[Saved entries]
╭──
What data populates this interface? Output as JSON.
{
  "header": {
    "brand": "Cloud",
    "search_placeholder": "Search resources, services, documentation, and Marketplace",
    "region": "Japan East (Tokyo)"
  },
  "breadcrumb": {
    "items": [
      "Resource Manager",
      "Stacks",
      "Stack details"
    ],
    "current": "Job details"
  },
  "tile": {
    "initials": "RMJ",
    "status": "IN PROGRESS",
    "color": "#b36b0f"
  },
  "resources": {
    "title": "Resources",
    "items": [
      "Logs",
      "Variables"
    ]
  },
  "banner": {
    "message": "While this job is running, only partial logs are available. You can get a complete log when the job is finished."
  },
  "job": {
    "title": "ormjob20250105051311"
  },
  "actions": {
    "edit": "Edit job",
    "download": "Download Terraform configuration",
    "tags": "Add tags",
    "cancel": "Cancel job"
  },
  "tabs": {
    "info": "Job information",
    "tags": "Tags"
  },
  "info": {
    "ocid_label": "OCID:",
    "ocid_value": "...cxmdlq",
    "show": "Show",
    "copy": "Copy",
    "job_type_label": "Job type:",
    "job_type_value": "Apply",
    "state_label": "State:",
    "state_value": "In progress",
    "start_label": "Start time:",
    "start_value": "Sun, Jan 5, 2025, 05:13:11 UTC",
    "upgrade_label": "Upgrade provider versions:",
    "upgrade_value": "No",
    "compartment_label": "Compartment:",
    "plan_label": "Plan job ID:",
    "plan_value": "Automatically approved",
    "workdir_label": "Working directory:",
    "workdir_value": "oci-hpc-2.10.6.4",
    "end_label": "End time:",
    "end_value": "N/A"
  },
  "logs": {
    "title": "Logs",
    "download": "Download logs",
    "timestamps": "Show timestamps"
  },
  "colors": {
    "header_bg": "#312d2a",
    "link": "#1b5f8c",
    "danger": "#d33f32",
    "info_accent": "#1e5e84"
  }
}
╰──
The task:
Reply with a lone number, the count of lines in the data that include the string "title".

Your solution:
3